Or perhaps I shouldn’t be concerned since it is helping some desperate students doing a similar course somewhere out there and simply needs better notes to help them get that A*.

Is there a solution to eliminate such “dark-alley transactions” over something as addictive as a potential high A* grade? 

May I suggest that being open about knowledge by making the course notes downloadable from legitimate sites without charge covered under the Creative Commons license [1] to way to go? Personally I have benefitted from course notes published by other colleagues from universities abroad either from their own website or other proper channels and have wondered why they are so generous and open about their creative work. Although the knowledge itself (numerical methods) is common textbook knowledge, it is the presentation of the knowledge, the application examples, the worked solutions and explanations that make the material unique to the content creator and therefore qualify as a piece of creative work. I don’t want my creative work to be copied or “improved-on” without properly crediting my effort. 

Perhaps this is the same struggle many educators [2] have when considering making their work open to the public, open in the sense that there is no barrier to access and all the questions, skepticism and implications involved. Perhaps also, for me, I have put too much emphasis on wanting to be credited so something which, to be really honest, the result of learning from other people through the years over coffee or tea [3,4] without crediting them or being asked to do so. 

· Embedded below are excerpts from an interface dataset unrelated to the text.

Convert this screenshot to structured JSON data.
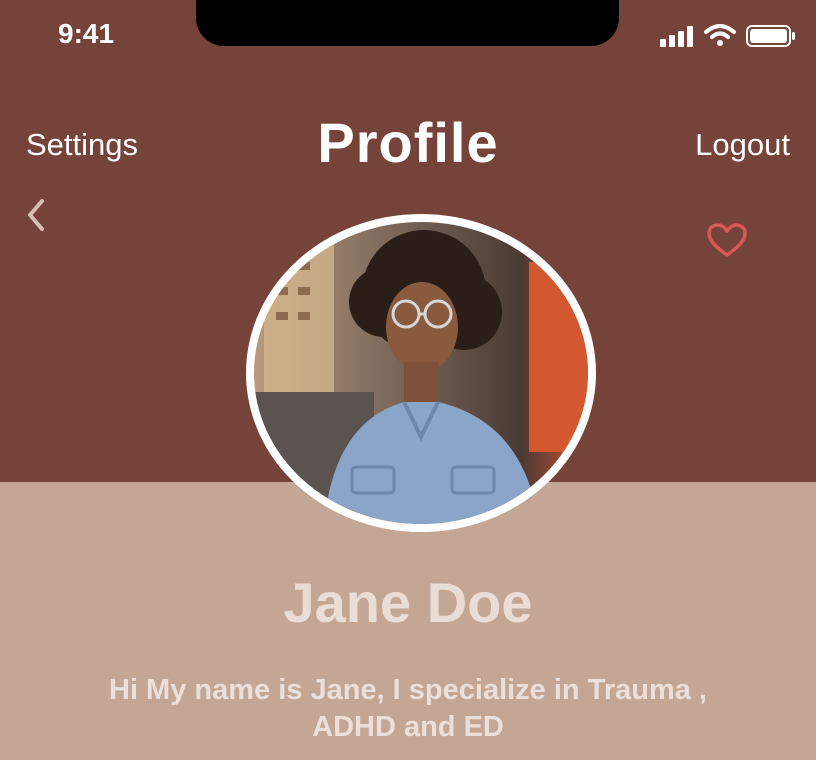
{
  "status_bar": {
    "time": "9:41"
  },
  "header": {
    "left_label": "Settings",
    "title": "Profile",
    "right_label": "Logout"
  },
  "profile": {
    "name": "Jane Doe",
    "bio": "Hi My name is Jane, I specialize in Trauma , ADHD and ED"
  },
  "icons": {
    "back": "chevron-left-icon",
    "favorite": "heart-icon",
    "signal": "signal-icon",
    "wifi": "wifi-icon",
    "battery": "battery-icon"
  },
  "colors": {
    "header_bg": "#76433b",
    "body_bg": "#c4a695",
    "heart": "#d85a52"
  }
}
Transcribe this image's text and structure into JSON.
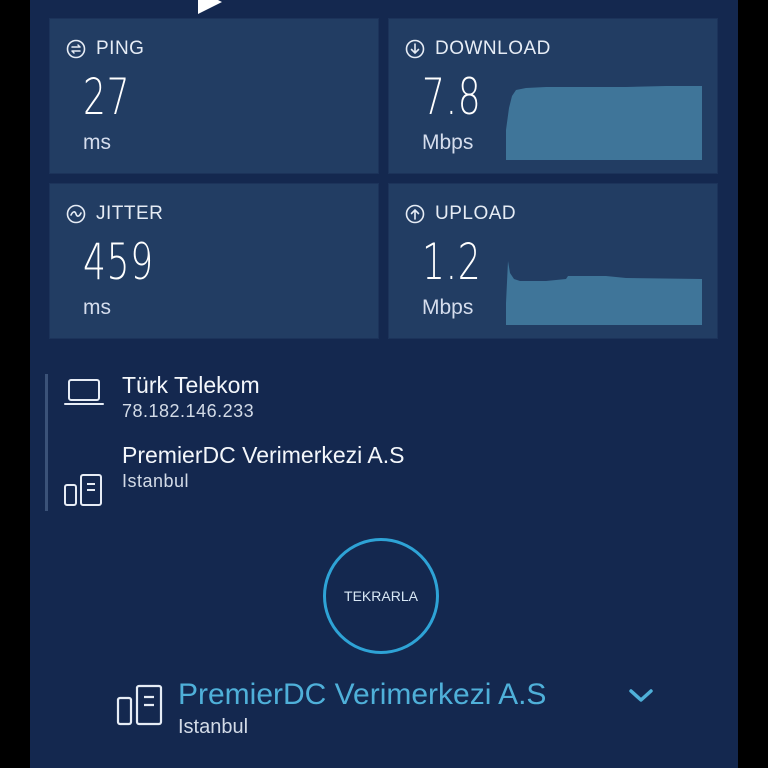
{
  "colors": {
    "background": "#14284f",
    "card": "#223d63",
    "accent": "#4fb0d9",
    "chart": "#3f7599"
  },
  "cards": {
    "ping": {
      "label": "PING",
      "value": "27",
      "unit": "ms",
      "icon": "ping-icon"
    },
    "download": {
      "label": "DOWNLOAD",
      "value": "7.8",
      "unit": "Mbps",
      "icon": "download-icon"
    },
    "jitter": {
      "label": "JITTER",
      "value": "459",
      "unit": "ms",
      "icon": "jitter-icon"
    },
    "upload": {
      "label": "UPLOAD",
      "value": "1.2",
      "unit": "Mbps",
      "icon": "upload-icon"
    }
  },
  "provider": {
    "name": "Türk Telekom",
    "ip": "78.182.146.233",
    "icon": "laptop-icon"
  },
  "host": {
    "name": "PremierDC Verimerkezi A.S",
    "city": "Istanbul",
    "icon": "server-icon"
  },
  "actions": {
    "retry_label": "TEKRARLA"
  },
  "selected_server": {
    "name": "PremierDC Verimerkezi A.S",
    "city": "Istanbul",
    "icon": "chevron-down-icon"
  }
}
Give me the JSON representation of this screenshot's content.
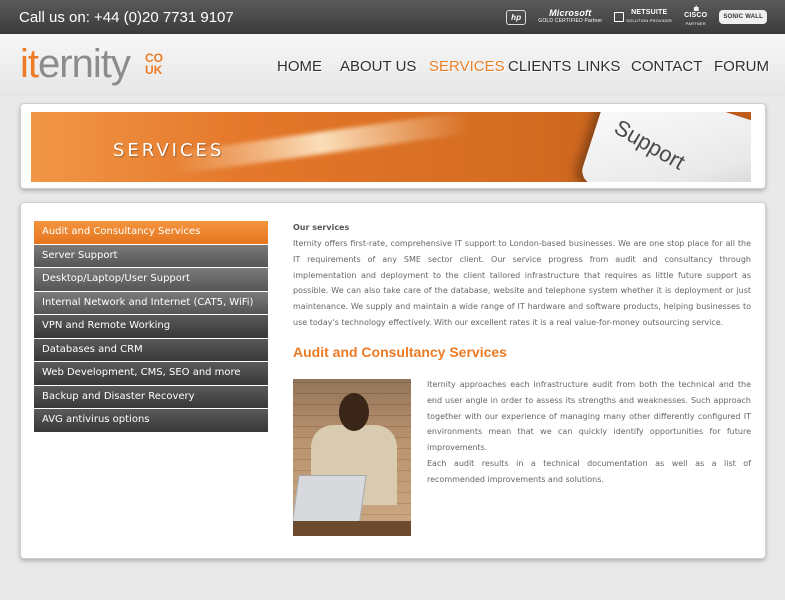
{
  "topbar": {
    "phone": "Call us on: +44 (0)20 7731 9107",
    "partners": [
      {
        "name": "hp-logo",
        "text": "hp"
      },
      {
        "name": "microsoft-gold-certified-logo",
        "text": "Microsoft",
        "sub": "GOLD CERTIFIED Partner"
      },
      {
        "name": "netsuite-logo",
        "text": "NETSUITE",
        "sub": "SOLUTION PROVIDER"
      },
      {
        "name": "cisco-logo",
        "text": "CISCO",
        "sub": "PARTNER"
      },
      {
        "name": "sonicwall-logo",
        "text": "SONIC WALL"
      }
    ]
  },
  "logo": {
    "it": "it",
    "rest": "ernity",
    "tld_top": "CO",
    "tld_bottom": "UK"
  },
  "nav": [
    {
      "label": "HOME",
      "active": false
    },
    {
      "label": "ABOUT US",
      "active": false
    },
    {
      "label": "SERVICES",
      "active": true
    },
    {
      "label": "CLIENTS",
      "active": false
    },
    {
      "label": "LINKS",
      "active": false
    },
    {
      "label": "CONTACT",
      "active": false
    },
    {
      "label": "FORUM",
      "active": false
    }
  ],
  "banner": {
    "title": "SERVICES",
    "key_label": "Support"
  },
  "side_menu": [
    "Audit and Consultancy Services",
    "Server Support",
    "Desktop/Laptop/User Support",
    "Internal Network and Internet (CAT5, WiFi)",
    "VPN and Remote Working",
    "Databases and CRM",
    "Web Development, CMS, SEO and more",
    "Backup and Disaster Recovery",
    "AVG antivirus options"
  ],
  "main": {
    "label": "Our services",
    "intro": "Iternity offers first-rate, comprehensive IT support to London-based businesses. We are one stop place for all the IT requirements of any SME sector client. Our service progress from audit and consultancy through implementation and deployment to the client tailored infrastructure that requires as little future support as possible. We can also take care of the database, website and telephone system whether it is deployment or just maintenance. We supply and maintain a wide range of IT hardware and software products, helping businesses to use today's technology effectively. With our excellent rates it is a real value-for-money outsourcing service.",
    "heading": "Audit and Consultancy Services",
    "body_1": "Iternity approaches each infrastructure audit from both the technical and the end user angle in order to assess its strengths and weaknesses. Such approach together with our experience of managing many other differently configured IT environments mean that we can quickly identify opportunities for future improvements.",
    "body_2": "Each audit results in a technical documentation as well as a list of recommended improvements and solutions."
  },
  "colors": {
    "accent": "#ee7c26",
    "menu_active": "#e8822a",
    "topbar": "#454545"
  }
}
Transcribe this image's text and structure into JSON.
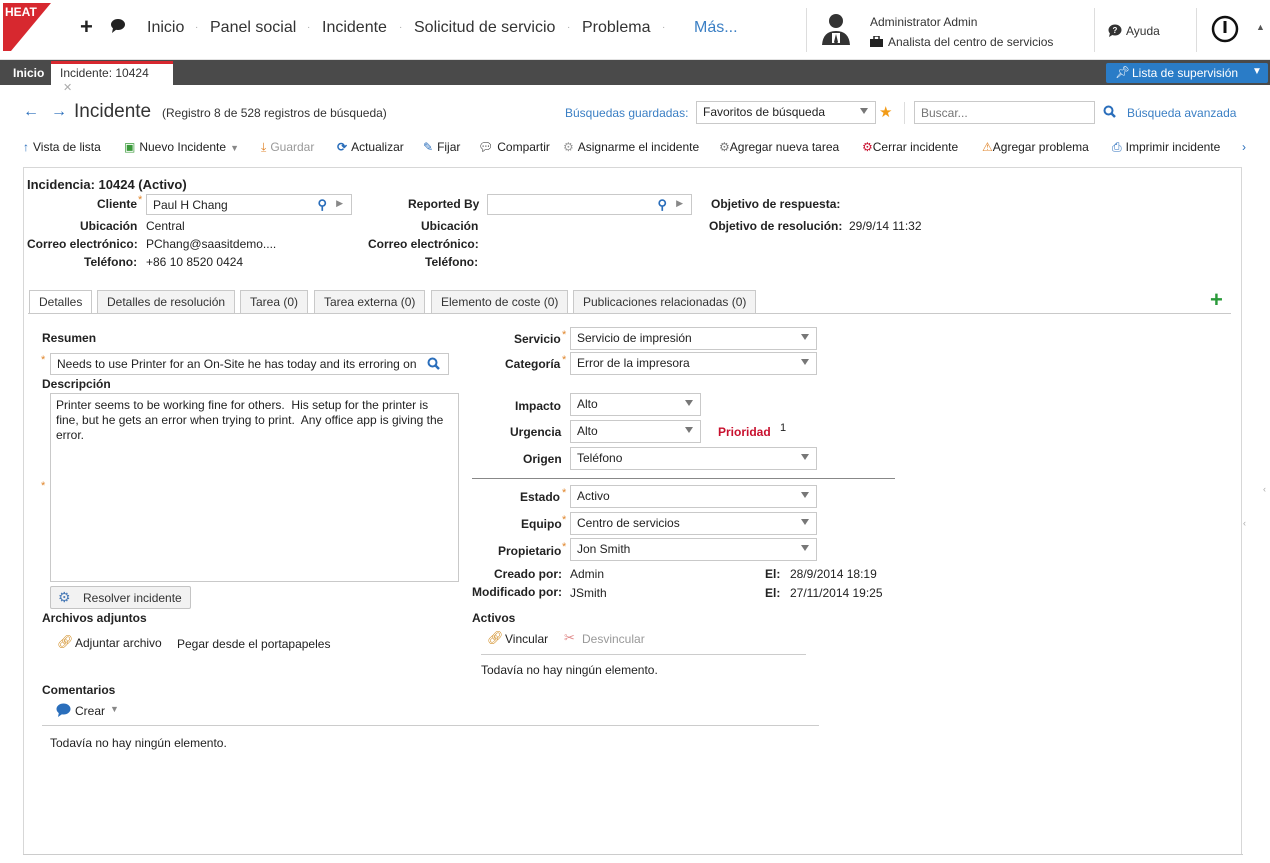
{
  "brand": {
    "logo_text": "HEAT"
  },
  "nav": {
    "items": [
      "Inicio",
      "Panel social",
      "Incidente",
      "Solicitud de servicio",
      "Problema"
    ],
    "more": "Más..."
  },
  "user": {
    "name": "Administrator Admin",
    "role": "Analista del centro de servicios"
  },
  "help": "Ayuda",
  "tabs": {
    "home": "Inicio",
    "incident": "Incidente: 10424"
  },
  "watchlist": "Lista de supervisión",
  "header": {
    "title": "Incidente",
    "record_info": "(Registro 8 de 528 registros de búsqueda)",
    "saved_label": "Búsquedas guardadas:",
    "saved_value": "Favoritos de búsqueda",
    "search_placeholder": "Buscar...",
    "advanced": "Búsqueda avanzada"
  },
  "toolbar": {
    "list_view": "Vista de lista",
    "new_incident": "Nuevo Incidente",
    "save": "Guardar",
    "refresh": "Actualizar",
    "pin": "Fijar",
    "share": "Compartir",
    "assign": "Asignarme el incidente",
    "add_task": "Agregar nueva tarea",
    "close": "Cerrar incidente",
    "add_problem": "Agregar problema",
    "print": "Imprimir incidente"
  },
  "record": {
    "title": "Incidencia: 10424 (Activo)",
    "customer_label": "Cliente",
    "customer": "Paul H Chang",
    "location_label": "Ubicación",
    "location": "Central",
    "email_label": "Correo electrónico:",
    "email": "PChang@saasitdemo....",
    "phone_label": "Teléfono:",
    "phone": "+86 10 8520 0424",
    "reported_label": "Reported By",
    "r_location_label": "Ubicación",
    "r_email_label": "Correo electrónico:",
    "r_phone_label": "Teléfono:",
    "response_label": "Objetivo de respuesta:",
    "resolution_label": "Objetivo de resolución:",
    "resolution": "29/9/14 11:32"
  },
  "detail_tabs": [
    "Detalles",
    "Detalles de resolución",
    "Tarea (0)",
    "Tarea externa (0)",
    "Elemento de coste (0)",
    "Publicaciones relacionadas (0)"
  ],
  "details": {
    "summary_label": "Resumen",
    "summary": "Needs to use Printer for an On-Site he has today and its erroring on",
    "description_label": "Descripción",
    "description": "Printer seems to be working fine for others.  His setup for the printer is fine, but he gets an error when trying to print.  Any office app is giving the error.",
    "resolve_button": "Resolver incidente",
    "attachments_label": "Archivos adjuntos",
    "attach": "Adjuntar archivo",
    "paste": "Pegar desde el portapapeles",
    "comments_label": "Comentarios",
    "create": "Crear",
    "comments_empty": "Todavía no hay ningún elemento.",
    "service_label": "Servicio",
    "service": "Servicio de impresión",
    "category_label": "Categoría",
    "category": "Error de la impresora",
    "impact_label": "Impacto",
    "impact": "Alto",
    "urgency_label": "Urgencia",
    "urgency": "Alto",
    "priority_label": "Prioridad",
    "priority": "1",
    "source_label": "Origen",
    "source": "Teléfono",
    "status_label": "Estado",
    "status": "Activo",
    "team_label": "Equipo",
    "team": "Centro de servicios",
    "owner_label": "Propietario",
    "owner": "Jon Smith",
    "created_label": "Creado por:",
    "created_by": "Admin",
    "created_on_label": "El:",
    "created_on": "28/9/2014 18:19",
    "modified_label": "Modificado por:",
    "modified_by": "JSmith",
    "modified_on_label": "El:",
    "modified_on": "27/11/2014 19:25",
    "assets_label": "Activos",
    "link": "Vincular",
    "unlink": "Desvincular",
    "assets_empty": "Todavía no hay ningún elemento."
  },
  "colors": {
    "accent": "#2a7cc7",
    "brand": "#d7282f",
    "priority": "#c8102e",
    "required": "#e0862c"
  }
}
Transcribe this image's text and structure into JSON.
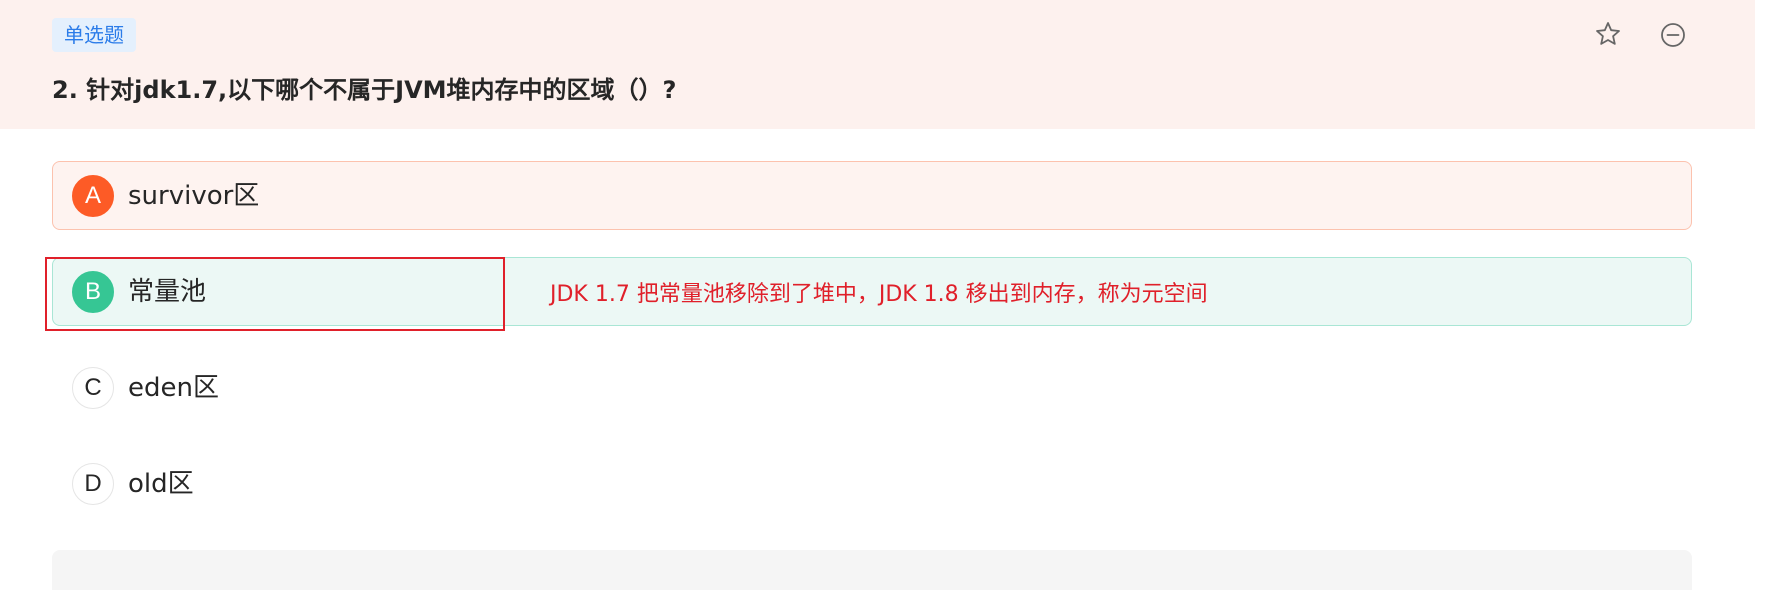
{
  "question": {
    "type_tag": "单选题",
    "title": "2. 针对jdk1.7,以下哪个不属于JVM堆内存中的区域（）?"
  },
  "header_icons": [
    "star-icon",
    "minus-circle-icon"
  ],
  "options": [
    {
      "letter": "A",
      "text": "survivor区",
      "state": "wrong"
    },
    {
      "letter": "B",
      "text": "常量池",
      "state": "correct"
    },
    {
      "letter": "C",
      "text": "eden区",
      "state": "normal"
    },
    {
      "letter": "D",
      "text": "old区",
      "state": "normal"
    }
  ],
  "annotation": "JDK 1.7 把常量池移除到了堆中，JDK 1.8 移出到内存，称为元空间",
  "colors": {
    "header_bg": "#fdf1ee",
    "tag_bg": "#e4f0fd",
    "tag_text": "#2b7ce9",
    "wrong_accent": "#fd5b26",
    "correct_accent": "#36c694",
    "annotation_red": "#e0202a"
  }
}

Furthermore there is really nothing significantly new I have contributed that is really ground-shaking and of the scale of a supernova. Perhaps I should just relax, chill and just enjoy the process of sharing openly. What’s good may return to me but if it doesn’t just be thankful I played a part in it, whether it is credited to me not.       

That’s a nice place to end today’s reflection.

  2. Weller, M. (2014Weller, M. (2014). Battle for Open: How openness won and why it doesn’t feel like victory. London: Ubiquity Press.

  3. Ellis, M. (2008). An introduction to the coffee-house: A discursive model. Language &  communication28(2), 156–164.


Topic 2: Open Learning – sharing and openness